GIVEN DATA Start Marker

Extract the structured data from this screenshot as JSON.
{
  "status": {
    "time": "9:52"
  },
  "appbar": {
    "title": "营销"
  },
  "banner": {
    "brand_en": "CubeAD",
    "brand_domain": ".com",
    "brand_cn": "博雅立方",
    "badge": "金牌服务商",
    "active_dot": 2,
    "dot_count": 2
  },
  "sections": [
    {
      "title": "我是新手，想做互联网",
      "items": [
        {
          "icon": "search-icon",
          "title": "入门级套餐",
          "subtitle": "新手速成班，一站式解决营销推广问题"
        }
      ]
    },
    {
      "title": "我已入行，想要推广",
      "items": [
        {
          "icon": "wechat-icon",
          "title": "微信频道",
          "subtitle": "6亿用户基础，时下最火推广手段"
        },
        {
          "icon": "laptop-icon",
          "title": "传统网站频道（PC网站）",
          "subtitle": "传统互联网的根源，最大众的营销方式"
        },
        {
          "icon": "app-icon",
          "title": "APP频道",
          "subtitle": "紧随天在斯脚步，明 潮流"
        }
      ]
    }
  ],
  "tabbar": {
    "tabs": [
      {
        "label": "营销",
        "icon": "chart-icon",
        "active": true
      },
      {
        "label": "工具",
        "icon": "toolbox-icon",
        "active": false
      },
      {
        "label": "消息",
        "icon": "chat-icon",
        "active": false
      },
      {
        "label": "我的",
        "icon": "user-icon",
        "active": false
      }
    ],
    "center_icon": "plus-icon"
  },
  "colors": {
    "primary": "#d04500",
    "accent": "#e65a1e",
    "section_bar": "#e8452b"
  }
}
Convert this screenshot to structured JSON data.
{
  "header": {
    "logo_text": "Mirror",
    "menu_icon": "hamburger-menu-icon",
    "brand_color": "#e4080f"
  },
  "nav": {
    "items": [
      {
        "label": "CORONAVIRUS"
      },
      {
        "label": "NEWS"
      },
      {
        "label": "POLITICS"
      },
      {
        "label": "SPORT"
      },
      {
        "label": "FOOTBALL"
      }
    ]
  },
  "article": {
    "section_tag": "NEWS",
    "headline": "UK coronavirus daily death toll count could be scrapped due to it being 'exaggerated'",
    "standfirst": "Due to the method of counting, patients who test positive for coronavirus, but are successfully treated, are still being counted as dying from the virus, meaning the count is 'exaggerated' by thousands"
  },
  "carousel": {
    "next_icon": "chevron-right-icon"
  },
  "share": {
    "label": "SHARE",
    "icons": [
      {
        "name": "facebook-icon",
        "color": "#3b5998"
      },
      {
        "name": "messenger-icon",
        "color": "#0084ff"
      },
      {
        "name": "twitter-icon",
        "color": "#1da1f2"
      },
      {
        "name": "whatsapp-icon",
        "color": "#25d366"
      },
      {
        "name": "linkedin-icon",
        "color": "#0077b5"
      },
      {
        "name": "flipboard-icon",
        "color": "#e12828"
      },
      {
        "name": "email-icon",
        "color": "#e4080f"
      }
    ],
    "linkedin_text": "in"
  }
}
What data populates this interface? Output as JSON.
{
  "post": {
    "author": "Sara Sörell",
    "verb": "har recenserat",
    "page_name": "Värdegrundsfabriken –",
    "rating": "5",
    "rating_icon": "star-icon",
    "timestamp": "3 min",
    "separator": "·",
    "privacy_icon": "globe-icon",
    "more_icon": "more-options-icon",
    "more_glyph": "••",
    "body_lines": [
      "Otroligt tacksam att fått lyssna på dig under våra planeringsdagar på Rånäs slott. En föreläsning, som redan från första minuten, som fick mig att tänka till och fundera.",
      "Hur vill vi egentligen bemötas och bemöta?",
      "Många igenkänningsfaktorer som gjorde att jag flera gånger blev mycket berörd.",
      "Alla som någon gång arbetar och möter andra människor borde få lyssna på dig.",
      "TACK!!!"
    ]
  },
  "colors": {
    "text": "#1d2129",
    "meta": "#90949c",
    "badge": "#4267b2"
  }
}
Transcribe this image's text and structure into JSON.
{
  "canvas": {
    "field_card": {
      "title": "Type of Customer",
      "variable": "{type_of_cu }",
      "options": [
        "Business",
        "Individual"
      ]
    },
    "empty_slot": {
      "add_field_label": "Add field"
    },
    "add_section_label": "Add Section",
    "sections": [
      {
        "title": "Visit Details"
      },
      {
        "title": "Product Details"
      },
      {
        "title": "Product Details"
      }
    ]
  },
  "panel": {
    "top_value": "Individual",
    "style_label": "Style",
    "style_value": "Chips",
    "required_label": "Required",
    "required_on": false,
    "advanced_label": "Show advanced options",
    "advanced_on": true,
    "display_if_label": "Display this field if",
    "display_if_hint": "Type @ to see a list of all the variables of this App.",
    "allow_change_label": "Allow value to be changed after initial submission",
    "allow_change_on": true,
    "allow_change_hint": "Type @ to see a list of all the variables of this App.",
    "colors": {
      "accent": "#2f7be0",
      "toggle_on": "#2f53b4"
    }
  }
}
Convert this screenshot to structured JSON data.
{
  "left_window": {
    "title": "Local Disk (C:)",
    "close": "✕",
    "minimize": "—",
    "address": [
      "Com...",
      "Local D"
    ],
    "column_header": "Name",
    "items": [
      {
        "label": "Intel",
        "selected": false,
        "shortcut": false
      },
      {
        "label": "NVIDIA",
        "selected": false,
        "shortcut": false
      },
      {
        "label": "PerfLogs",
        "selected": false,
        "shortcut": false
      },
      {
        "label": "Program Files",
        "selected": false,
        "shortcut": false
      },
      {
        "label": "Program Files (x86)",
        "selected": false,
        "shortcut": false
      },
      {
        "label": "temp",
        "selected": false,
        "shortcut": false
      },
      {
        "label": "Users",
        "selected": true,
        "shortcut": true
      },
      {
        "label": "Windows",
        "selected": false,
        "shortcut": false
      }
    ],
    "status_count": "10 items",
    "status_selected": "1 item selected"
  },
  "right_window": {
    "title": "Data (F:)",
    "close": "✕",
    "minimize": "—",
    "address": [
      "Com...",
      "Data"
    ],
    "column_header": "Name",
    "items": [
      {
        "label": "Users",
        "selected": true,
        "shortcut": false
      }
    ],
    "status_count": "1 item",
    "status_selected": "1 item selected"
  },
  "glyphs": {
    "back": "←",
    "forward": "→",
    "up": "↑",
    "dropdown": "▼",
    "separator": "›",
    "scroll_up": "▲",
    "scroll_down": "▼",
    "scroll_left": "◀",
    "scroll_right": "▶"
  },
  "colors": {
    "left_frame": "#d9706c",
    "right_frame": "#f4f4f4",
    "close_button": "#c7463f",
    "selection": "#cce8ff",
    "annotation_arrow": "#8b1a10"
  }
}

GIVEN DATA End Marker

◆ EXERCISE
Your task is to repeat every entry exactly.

◆ YOUR RESPONSE
Extract the structured data from this screenshot as JSON.
{
  "status": {
    "time": "9:52"
  },
  "appbar": {
    "title": "营销"
  },
  "banner": {
    "brand_en": "CubeAD",
    "brand_domain": ".com",
    "brand_cn": "博雅立方",
    "badge": "金牌服务商",
    "active_dot": 2,
    "dot_count": 2
  },
  "sections": [
    {
      "title": "我是新手，想做互联网",
      "items": [
        {
          "icon": "search-icon",
          "title": "入门级套餐",
          "subtitle": "新手速成班，一站式解决营销推广问题"
        }
      ]
    },
    {
      "title": "我已入行，想要推广",
      "items": [
        {
          "icon": "wechat-icon",
          "title": "微信频道",
          "subtitle": "6亿用户基础，时下最火推广手段"
        },
        {
          "icon": "laptop-icon",
          "title": "传统网站频道（PC网站）",
          "subtitle": "传统互联网的根源，最大众的营销方式"
        },
        {
          "icon": "app-icon",
          "title": "APP频道",
          "subtitle": "紧随天在斯脚步，明 潮流"
        }
      ]
    }
  ],
  "tabbar": {
    "tabs": [
      {
        "label": "营销",
        "icon": "chart-icon",
        "active": true
      },
      {
        "label": "工具",
        "icon": "toolbox-icon",
        "active": false
      },
      {
        "label": "消息",
        "icon": "chat-icon",
        "active": false
      },
      {
        "label": "我的",
        "icon": "user-icon",
        "active": false
      }
    ],
    "center_icon": "plus-icon"
  },
  "colors": {
    "primary": "#d04500",
    "accent": "#e65a1e",
    "section_bar": "#e8452b"
  }
}
Convert this screenshot to structured JSON data.
{
  "header": {
    "logo_text": "Mirror",
    "menu_icon": "hamburger-menu-icon",
    "brand_color": "#e4080f"
  },
  "nav": {
    "items": [
      {
        "label": "CORONAVIRUS"
      },
      {
        "label": "NEWS"
      },
      {
        "label": "POLITICS"
      },
      {
        "label": "SPORT"
      },
      {
        "label": "FOOTBALL"
      }
    ]
  },
  "article": {
    "section_tag": "NEWS",
    "headline": "UK coronavirus daily death toll count could be scrapped due to it being 'exaggerated'",
    "standfirst": "Due to the method of counting, patients who test positive for coronavirus, but are successfully treated, are still being counted as dying from the virus, meaning the count is 'exaggerated' by thousands"
  },
  "carousel": {
    "next_icon": "chevron-right-icon"
  },
  "share": {
    "label": "SHARE",
    "icons": [
      {
        "name": "facebook-icon",
        "color": "#3b5998"
      },
      {
        "name": "messenger-icon",
        "color": "#0084ff"
      },
      {
        "name": "twitter-icon",
        "color": "#1da1f2"
      },
      {
        "name": "whatsapp-icon",
        "color": "#25d366"
      },
      {
        "name": "linkedin-icon",
        "color": "#0077b5"
      },
      {
        "name": "flipboard-icon",
        "color": "#e12828"
      },
      {
        "name": "email-icon",
        "color": "#e4080f"
      }
    ],
    "linkedin_text": "in"
  }
}
What data populates this interface? Output as JSON.
{
  "post": {
    "author": "Sara Sörell",
    "verb": "har recenserat",
    "page_name": "Värdegrundsfabriken –",
    "rating": "5",
    "rating_icon": "star-icon",
    "timestamp": "3 min",
    "separator": "·",
    "privacy_icon": "globe-icon",
    "more_icon": "more-options-icon",
    "more_glyph": "••",
    "body_lines": [
      "Otroligt tacksam att fått lyssna på dig under våra planeringsdagar på Rånäs slott. En föreläsning, som redan från första minuten, som fick mig att tänka till och fundera.",
      "Hur vill vi egentligen bemötas och bemöta?",
      "Många igenkänningsfaktorer som gjorde att jag flera gånger blev mycket berörd.",
      "Alla som någon gång arbetar och möter andra människor borde få lyssna på dig.",
      "TACK!!!"
    ]
  },
  "colors": {
    "text": "#1d2129",
    "meta": "#90949c",
    "badge": "#4267b2"
  }
}
Transcribe this image's text and structure into JSON.
{
  "canvas": {
    "field_card": {
      "title": "Type of Customer",
      "variable": "{type_of_cu }",
      "options": [
        "Business",
        "Individual"
      ]
    },
    "empty_slot": {
      "add_field_label": "Add field"
    },
    "add_section_label": "Add Section",
    "sections": [
      {
        "title": "Visit Details"
      },
      {
        "title": "Product Details"
      },
      {
        "title": "Product Details"
      }
    ]
  },
  "panel": {
    "top_value": "Individual",
    "style_label": "Style",
    "style_value": "Chips",
    "required_label": "Required",
    "required_on": false,
    "advanced_label": "Show advanced options",
    "advanced_on": true,
    "display_if_label": "Display this field if",
    "display_if_hint": "Type @ to see a list of all the variables of this App.",
    "allow_change_label": "Allow value to be changed after initial submission",
    "allow_change_on": true,
    "allow_change_hint": "Type @ to see a list of all the variables of this App.",
    "colors": {
      "accent": "#2f7be0",
      "toggle_on": "#2f53b4"
    }
  }
}
Convert this screenshot to structured JSON data.
{
  "left_window": {
    "title": "Local Disk (C:)",
    "close": "✕",
    "minimize": "—",
    "address": [
      "Com...",
      "Local D"
    ],
    "column_header": "Name",
    "items": [
      {
        "label": "Intel",
        "selected": false,
        "shortcut": false
      },
      {
        "label": "NVIDIA",
        "selected": false,
        "shortcut": false
      },
      {
        "label": "PerfLogs",
        "selected": false,
        "shortcut": false
      },
      {
        "label": "Program Files",
        "selected": false,
        "shortcut": false
      },
      {
        "label": "Program Files (x86)",
        "selected": false,
        "shortcut": false
      },
      {
        "label": "temp",
        "selected": false,
        "shortcut": false
      },
      {
        "label": "Users",
        "selected": true,
        "shortcut": true
      },
      {
        "label": "Windows",
        "selected": false,
        "shortcut": false
      }
    ],
    "status_count": "10 items",
    "status_selected": "1 item selected"
  },
  "right_window": {
    "title": "Data (F:)",
    "close": "✕",
    "minimize": "—",
    "address": [
      "Com...",
      "Data"
    ],
    "column_header": "Name",
    "items": [
      {
        "label": "Users",
        "selected": true,
        "shortcut": false
      }
    ],
    "status_count": "1 item",
    "status_selected": "1 item selected"
  },
  "glyphs": {
    "back": "←",
    "forward": "→",
    "up": "↑",
    "dropdown": "▼",
    "separator": "›",
    "scroll_up": "▲",
    "scroll_down": "▼",
    "scroll_left": "◀",
    "scroll_right": "▶"
  },
  "colors": {
    "left_frame": "#d9706c",
    "right_frame": "#f4f4f4",
    "close_button": "#c7463f",
    "selection": "#cce8ff",
    "annotation_arrow": "#8b1a10"
  }
}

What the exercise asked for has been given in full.